It means "not". If the value you put after it is true, it becomes false, and vise versa. For example:
var/A = "Wooooo!"
A=!A //A is now 0
A++ //Now A is 1
A=!A //And now it's zero again
A=!A //And now it's one!
A=!"" //Returns one (True)
A=!0 //Returns one (True)
A=!null //Returns one (True)
A=!"Text" //Returns 0 (False)
A=!1 //Returns 0 (False)
A=!src //Returns 0 (False)

So it's real use comes mostly in conditions, e.g. if() statements:
if(!health) //If there is no health (Note that negative numbers are considered as true)

You can also use it for "Does not equal":
if(Text != Password) //If the variable Text is not equal to the variable Password

I suppose you could think of it as "Toggle" for true/false.
Here are common two situations for its use:

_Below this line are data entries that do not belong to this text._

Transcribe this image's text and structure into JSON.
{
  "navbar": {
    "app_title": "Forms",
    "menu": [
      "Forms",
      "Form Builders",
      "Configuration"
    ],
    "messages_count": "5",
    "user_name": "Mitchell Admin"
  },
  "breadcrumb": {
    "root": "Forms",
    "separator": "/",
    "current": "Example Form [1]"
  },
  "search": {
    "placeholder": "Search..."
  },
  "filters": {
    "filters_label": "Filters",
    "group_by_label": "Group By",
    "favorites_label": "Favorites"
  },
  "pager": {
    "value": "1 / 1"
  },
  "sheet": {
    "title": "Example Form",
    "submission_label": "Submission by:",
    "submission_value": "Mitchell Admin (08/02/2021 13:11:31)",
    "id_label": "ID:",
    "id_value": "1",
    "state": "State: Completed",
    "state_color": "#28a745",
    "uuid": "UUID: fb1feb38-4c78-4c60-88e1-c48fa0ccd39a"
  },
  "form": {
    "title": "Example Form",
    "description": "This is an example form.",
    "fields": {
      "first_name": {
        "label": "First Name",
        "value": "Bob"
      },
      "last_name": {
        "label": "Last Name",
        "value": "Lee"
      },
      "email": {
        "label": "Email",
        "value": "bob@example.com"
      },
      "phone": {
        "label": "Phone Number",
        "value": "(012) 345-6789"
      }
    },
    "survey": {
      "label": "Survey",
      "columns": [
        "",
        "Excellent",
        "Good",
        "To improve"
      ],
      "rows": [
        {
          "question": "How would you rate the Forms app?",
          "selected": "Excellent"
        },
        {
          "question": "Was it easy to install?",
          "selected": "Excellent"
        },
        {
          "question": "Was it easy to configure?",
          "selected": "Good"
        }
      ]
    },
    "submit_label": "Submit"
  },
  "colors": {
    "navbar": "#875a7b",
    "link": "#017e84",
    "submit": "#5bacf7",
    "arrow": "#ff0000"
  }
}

1. In DM, null, 0, and "" are actually different values. Therefore, when you write if(x == 0), you're only checking if x is equal to 0. If x is equal to null or "" there, unless you really mean to check for 0, you might not get the results you're expecting (especially since variables equal null by default if they aren't initialized to another value). The statement if(!x) is equivalent to if(x == null || x == 0 || x == "") (likewise, if(x) is equivalent to if(x != null && x != 0 && x != "")). In this case, ! can be read as "not." This use of the ! operator is extremely important because it prevents hard-to-track bugs.

2. In programming, certain variables are classified under the category of boolean, meaning that they will either be equal to 1 or to 0 at all times. If it helps, think of a light switch as a boolean variable: if the light switch is in the on position, it signifies that the light is on; if the light switch is in the off position, it signifies the opposite. With boolean variables, 1 signifies "on" and 0 signifies "off."

When applied to a boolean variable x, the ! can be read as "set x to the opposite of its current value," or going back to the light-switch analogy, "flip the switch." That means that if x is "on" (is equal to 1), the statement !x will change turn it off (equal to 0). Likewise, if it is "off" and the statement !x occurs, it will then be "on."

The ! variable in this context can make certain writings much more concise. Say we want to make a verb fly that enables its user to become non-dense, and therefore able to go through other objects. Also, the user needs to be able to land. Without or knowledge of the ! operator as applied to boolean variables, we might write something like this:

if(src.density) density = 0 //if flying, land
else density = 1 //otherwise, fly

However, before we go with that, let's take a closer look at atom.density. When it's equal to 1, the atom is dense and cannot pass through other dense atoms. When it's equal to 0, the atom is non-dense and can pass through aforementioned dense objects. No other valid values but 1 and 0? It's a boolean variable! In that case, we can shorten it up:

src.density = !src.density //toggle density

As you can see, the ! operator as applied to boolean variables can shorten and clean up our code.
In response to DarkCampainger
DarkCampainger wrote:
You can also use it for "Does not equal":
> if(Text != Password) //If the variable Text is not equal to the variable Password

Nope. != is actually an operator of its own. =P